Can you feel it? There's a little snap in the air in the morning now - here in D.C. anyway, which means fall has officially begun. And as some of us celebrate since football is finally back, sports fans devoted to our national pastime know it is the beginning of the end. But the end of the baseball season is a great time to talk stats. Who better to do that with than Mike Pesca, host of "The Gist" podcast on Slate?

Hi, Mike.

MIKE PESCA, BYLINE: Agreed. Agreed, yes.

MARTIN: I have known you now for many years. I won't count them all now, but stats is kind of your jam. It's kind of the thing that you - I mean, you love many things. But you really love stats.

PESCA: I do. People act in the world, and I say, oh, soon that will be a number.


PESCA: But for baseball, it's action, and it leads to numbers. And so what I did is, I tapped this baseball brain trust of writers and stats guys like Rob Neyer and Ben Lindbergh of The Ringer and Tristan Cockroft. And I said - of ESPN - give me, you know, the best baseball stats or the weirdest, quirky things that are happening this year. And they came back to me with a couple gems.

MARTIN: All right. Hit me the first.

PESCA: OK. So Caleb Joseph - catcher, Baltimore Orioles - threatens to end the season without an RBI, the most at-bats by a player ever not to get an RBI.

MARTIN: OK. That's crazy. How do you manage that? How do you not get an RBI without any at-bats?

PESCA: You be a not-very-good hitter, though in the past he has been. But here's the wrinkle. Yeah. So this indicates Caleb Joseph, not a hitter - why is he on a major league roster? - 'cause he's such a good defensive catcher. And there's a new way of thinking about defense for catchers. It used to just be a catcher's who threw out base-runners.
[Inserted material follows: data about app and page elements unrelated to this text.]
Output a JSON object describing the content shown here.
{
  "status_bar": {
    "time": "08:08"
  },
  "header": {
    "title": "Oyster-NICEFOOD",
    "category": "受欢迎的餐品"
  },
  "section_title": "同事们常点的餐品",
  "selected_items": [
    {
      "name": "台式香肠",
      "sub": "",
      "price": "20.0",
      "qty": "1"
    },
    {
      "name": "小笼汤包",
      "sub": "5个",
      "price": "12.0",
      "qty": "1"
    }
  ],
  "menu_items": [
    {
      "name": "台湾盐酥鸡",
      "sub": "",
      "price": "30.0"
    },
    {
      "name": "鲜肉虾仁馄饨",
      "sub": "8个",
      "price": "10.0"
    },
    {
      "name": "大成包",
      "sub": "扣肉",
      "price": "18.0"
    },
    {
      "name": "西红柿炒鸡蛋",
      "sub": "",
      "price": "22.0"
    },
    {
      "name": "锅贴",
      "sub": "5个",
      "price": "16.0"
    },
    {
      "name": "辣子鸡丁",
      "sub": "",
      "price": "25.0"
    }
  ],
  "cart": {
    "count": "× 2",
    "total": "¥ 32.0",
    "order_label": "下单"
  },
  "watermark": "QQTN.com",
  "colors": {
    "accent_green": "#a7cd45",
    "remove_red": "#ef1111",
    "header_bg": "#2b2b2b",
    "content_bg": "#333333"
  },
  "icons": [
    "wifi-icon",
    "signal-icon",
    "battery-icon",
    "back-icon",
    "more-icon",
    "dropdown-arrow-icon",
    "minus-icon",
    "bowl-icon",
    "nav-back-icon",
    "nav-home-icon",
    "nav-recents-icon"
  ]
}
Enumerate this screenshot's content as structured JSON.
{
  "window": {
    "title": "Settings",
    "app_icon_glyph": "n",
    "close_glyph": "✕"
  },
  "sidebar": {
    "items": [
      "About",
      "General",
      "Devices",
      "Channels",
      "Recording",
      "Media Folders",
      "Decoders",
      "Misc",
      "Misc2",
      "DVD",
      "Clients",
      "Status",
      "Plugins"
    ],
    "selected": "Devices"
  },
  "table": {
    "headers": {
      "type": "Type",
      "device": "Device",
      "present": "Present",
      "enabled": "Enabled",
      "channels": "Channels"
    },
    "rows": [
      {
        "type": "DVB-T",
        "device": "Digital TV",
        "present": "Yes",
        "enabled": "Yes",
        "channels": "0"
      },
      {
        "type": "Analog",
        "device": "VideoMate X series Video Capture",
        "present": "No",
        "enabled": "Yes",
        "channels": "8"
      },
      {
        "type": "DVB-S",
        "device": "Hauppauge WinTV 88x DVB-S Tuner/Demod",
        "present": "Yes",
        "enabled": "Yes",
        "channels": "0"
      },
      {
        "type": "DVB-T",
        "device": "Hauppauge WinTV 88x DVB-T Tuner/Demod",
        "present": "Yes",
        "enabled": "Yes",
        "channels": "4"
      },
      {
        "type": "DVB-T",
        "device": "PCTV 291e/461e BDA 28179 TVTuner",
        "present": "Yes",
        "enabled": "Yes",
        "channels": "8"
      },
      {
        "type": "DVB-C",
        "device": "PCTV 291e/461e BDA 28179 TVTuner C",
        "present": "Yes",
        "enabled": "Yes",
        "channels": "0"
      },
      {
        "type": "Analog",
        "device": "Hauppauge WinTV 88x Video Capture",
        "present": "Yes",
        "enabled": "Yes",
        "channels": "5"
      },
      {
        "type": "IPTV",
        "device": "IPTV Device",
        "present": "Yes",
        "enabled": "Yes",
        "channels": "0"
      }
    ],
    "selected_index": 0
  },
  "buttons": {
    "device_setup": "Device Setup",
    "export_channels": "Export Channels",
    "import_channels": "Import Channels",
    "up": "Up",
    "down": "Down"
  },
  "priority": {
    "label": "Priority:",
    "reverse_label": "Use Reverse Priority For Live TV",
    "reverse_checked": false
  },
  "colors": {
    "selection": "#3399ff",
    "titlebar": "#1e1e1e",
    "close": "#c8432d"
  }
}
But there's something called pitch framing, which is to make the pitcher's pitch look like a strike. And Caleb Joseph's really good at it. They'd love to have the guy have an RBI eventually, but he's so good at defense...

MARTIN: They don't care.

PESCA: ...And this pitch framing aspect, they keep him on the team.

MARTIN: (Laughter) OK. So that - but that's still kind of, like, a sad stat. Like, he's like...


MARTIN: ...Not very good at something. Did you bring us any stat that's, like, a bona fide achievement?

PESCA: How about this one? Brian Dozier of the Twins set the American League record for most home runs by a second baseman. And in the minor leagues, this guy only had 15 home runs in his entire minor league career. He came up, and they were like oh, he's a good player. But he's really got no pop in the bat. Wrong

MARTIN: Wow. Good for you, Brian.

PESCA: Exactly.


MARTIN: OK. So we've got time for one more quick stat.

PESCA: All right.

MARTIN: Give me something super obscure.

PESCA: This year, the Texas Rangers are going to set the record for most wins or best winning percentage in one-run games, games decided by one run.

MARTIN: OK. This, I find interesting because, what does that mean? Does it mean they're good because at least they win the games? Or does it mean they're not that good because they're just barely holding on?

PESCA: You are asking all the right questions, and this is what stat heads tried to determine. The fans of the team will say it shows they're scrappy. It shows they get it done in the clutch. But I think an empiricist would say, well, if they were really good, they'd win by more.

A few years ago, the Orioles actually set this record. And it was said, oh, their manager is so good at managing close games. And then the next year, same manager - they had a very average record in one-run games. I'll tell you what this and many stats mean. It's total luck. That's what it means.

MARTIN: (Laughter) Mike Pesca - he hosts "The Gist" podcast. I've learned so much here. Thank you so much, Mike.

PESCA: Yeah, so much that you can, I hope, dispense with immediately.

MARTIN: Immediately...

PESCA: Unclog that mind.

MARTIN: ...It's going right out of my mind, in and out. Thank you.

(SOUNDBITE OF MUSIC) Transcript provided by NPR, Copyright NPR.